→ Problem details
Write down exactly what lies from the line containing "Give me the" to the end of the records, inclusive, and omit the pictures.

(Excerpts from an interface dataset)
<<<<
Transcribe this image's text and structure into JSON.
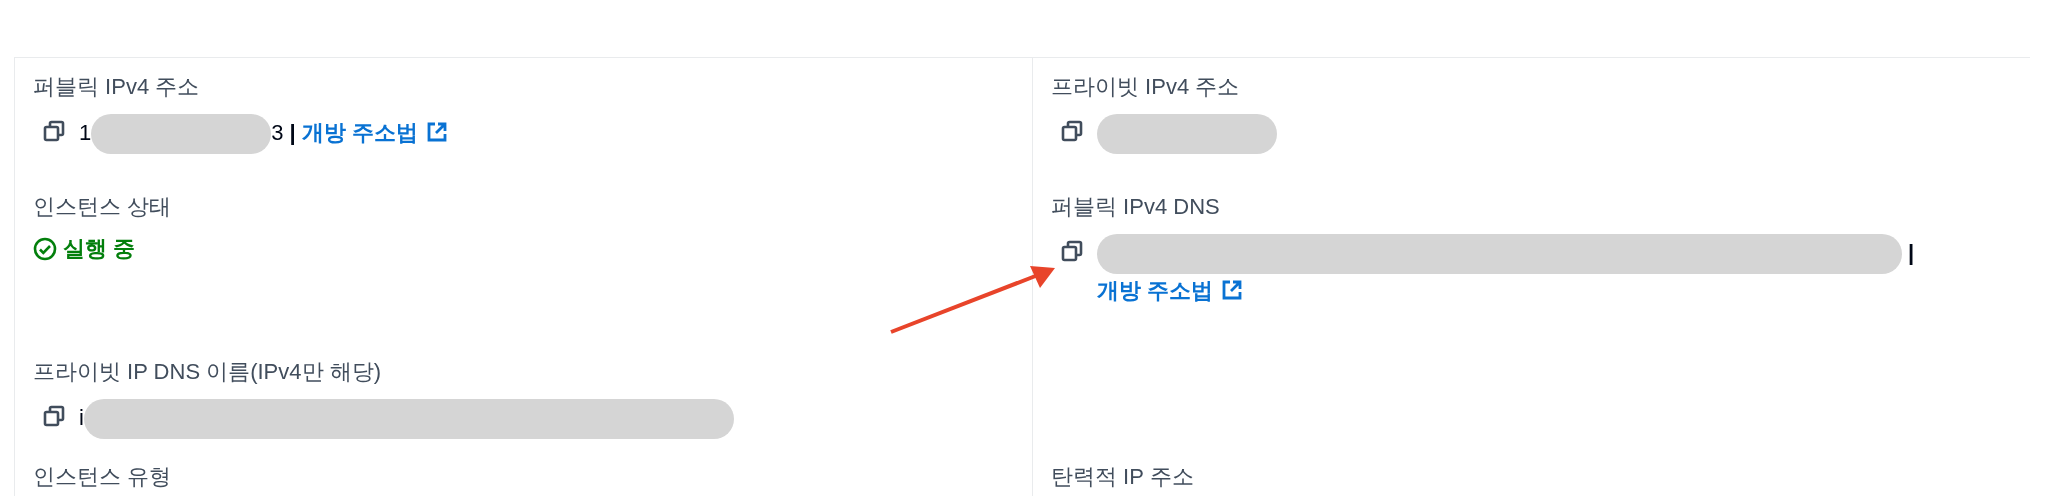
{
  "rows": [
    {
      "left": {
        "label": "퍼블릭 IPv4 주소",
        "value": {
          "prefix": "1",
          "redacted": true,
          "suffix": "3",
          "separator": "|",
          "link": "개방 주소법"
        },
        "copy": true
      },
      "right": {
        "label": "프라이빗 IPv4 주소",
        "value": {
          "redacted": true
        },
        "copy": true
      }
    },
    {
      "left": {
        "label": "인스턴스 상태",
        "status": {
          "text": "실행 중",
          "kind": "running"
        }
      },
      "right": {
        "label": "퍼블릭 IPv4 DNS",
        "value": {
          "redacted": true,
          "wide": true,
          "separator": "|",
          "link": "개방 주소법"
        },
        "copy": true
      }
    },
    {
      "left": {
        "label": "프라이빗 IP DNS 이름(IPv4만 해당)",
        "value": {
          "prefix": "i",
          "redacted": true,
          "wide": true
        },
        "copy": true
      }
    },
    {
      "left": {
        "label": "인스턴스 유형"
      },
      "right": {
        "label": "탄력적 IP 주소"
      }
    }
  ],
  "annotation": {
    "kind": "arrow"
  }
}
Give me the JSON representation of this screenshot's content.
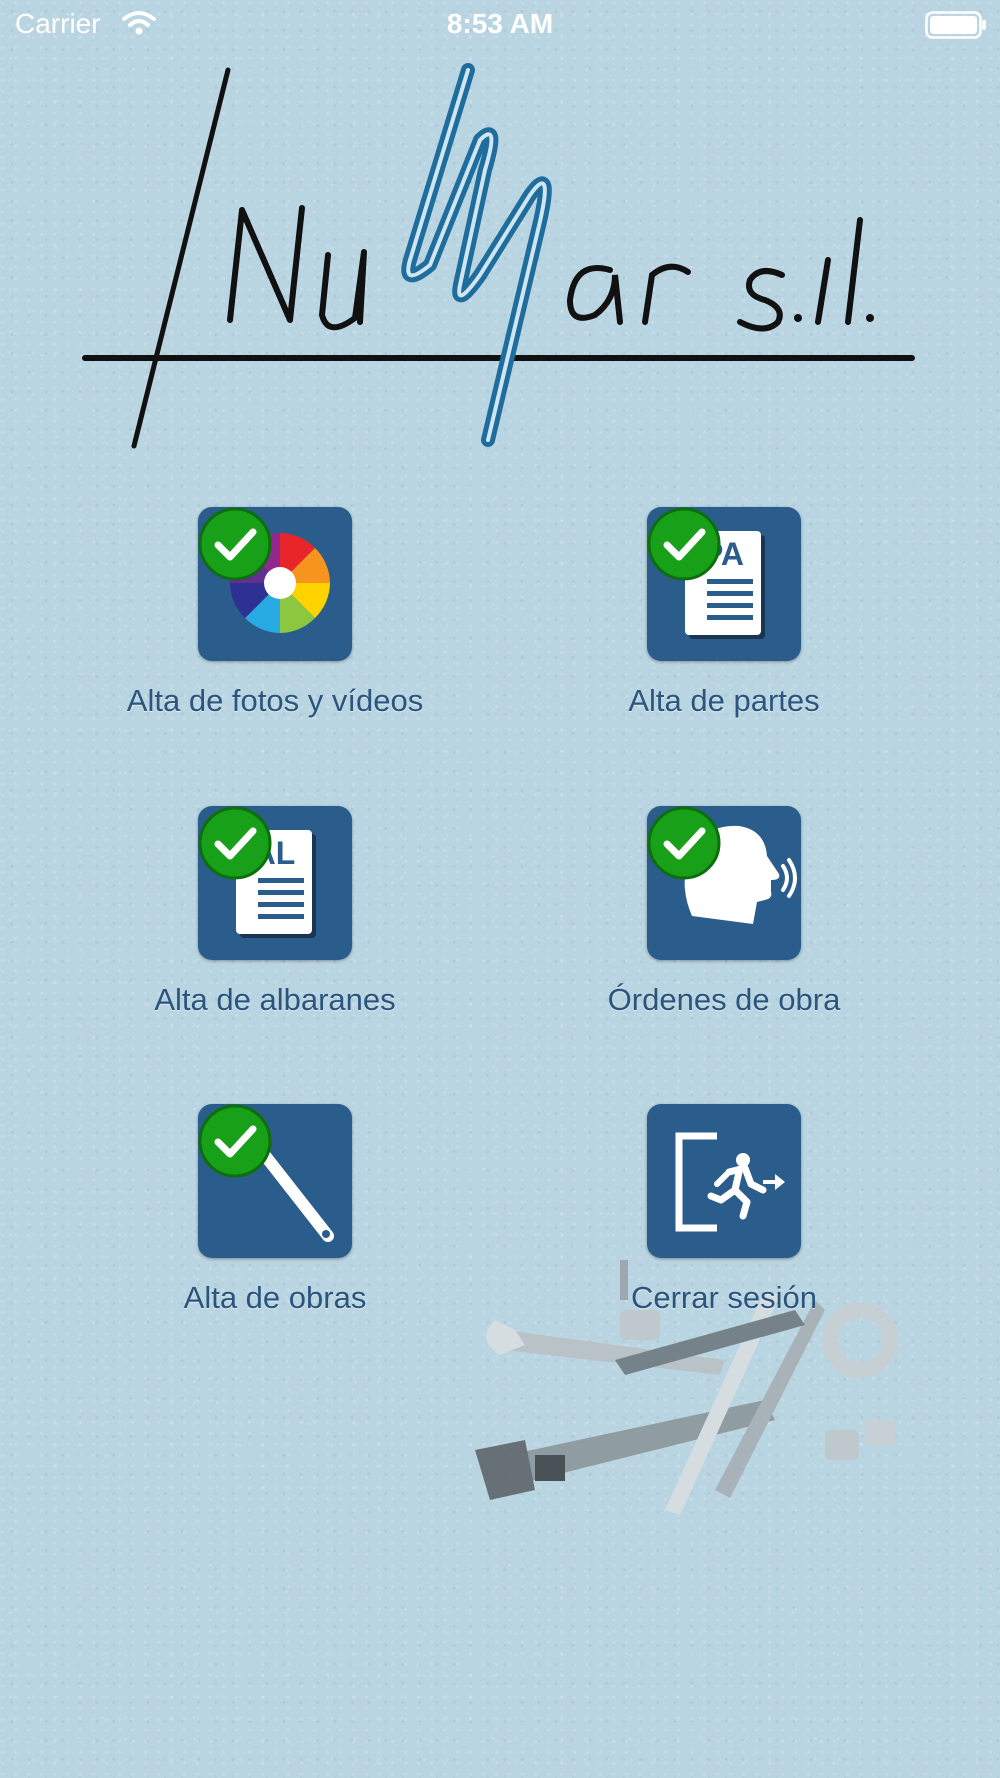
{
  "status_bar": {
    "carrier": "Carrier",
    "time": "8:53 AM"
  },
  "logo": {
    "text_left": "NuMar s.l."
  },
  "menu": {
    "items": [
      {
        "label": "Alta de fotos y vídeos",
        "icon": "camera-aperture-icon",
        "checked": true
      },
      {
        "label": "Alta de partes",
        "icon": "document-pa-icon",
        "checked": true,
        "doc_code": "PA"
      },
      {
        "label": "Alta de albaranes",
        "icon": "document-al-icon",
        "checked": true,
        "doc_code": "AL"
      },
      {
        "label": "Órdenes de obra",
        "icon": "speaking-head-icon",
        "checked": true
      },
      {
        "label": "Alta de obras",
        "icon": "pipe-wrench-icon",
        "checked": true
      },
      {
        "label": "Cerrar sesión",
        "icon": "exit-door-icon",
        "checked": false
      }
    ]
  },
  "colors": {
    "tile": "#2b5d8c",
    "label": "#2b557d",
    "badge": "#1faa1f",
    "background": "#bad5e2"
  }
}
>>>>
→ Answer section
Give me the JSON representation of this screenshot's content.
{
  "status_bar": {
    "carrier": "Carrier",
    "time": "8:53 AM"
  },
  "logo": {
    "text_left": "NuMar s.l."
  },
  "menu": {
    "items": [
      {
        "label": "Alta de fotos y vídeos",
        "icon": "camera-aperture-icon",
        "checked": true
      },
      {
        "label": "Alta de partes",
        "icon": "document-pa-icon",
        "checked": true,
        "doc_code": "PA"
      },
      {
        "label": "Alta de albaranes",
        "icon": "document-al-icon",
        "checked": true,
        "doc_code": "AL"
      },
      {
        "label": "Órdenes de obra",
        "icon": "speaking-head-icon",
        "checked": true
      },
      {
        "label": "Alta de obras",
        "icon": "pipe-wrench-icon",
        "checked": true
      },
      {
        "label": "Cerrar sesión",
        "icon": "exit-door-icon",
        "checked": false
      }
    ]
  },
  "colors": {
    "tile": "#2b5d8c",
    "label": "#2b557d",
    "badge": "#1faa1f",
    "background": "#bad5e2"
  }
}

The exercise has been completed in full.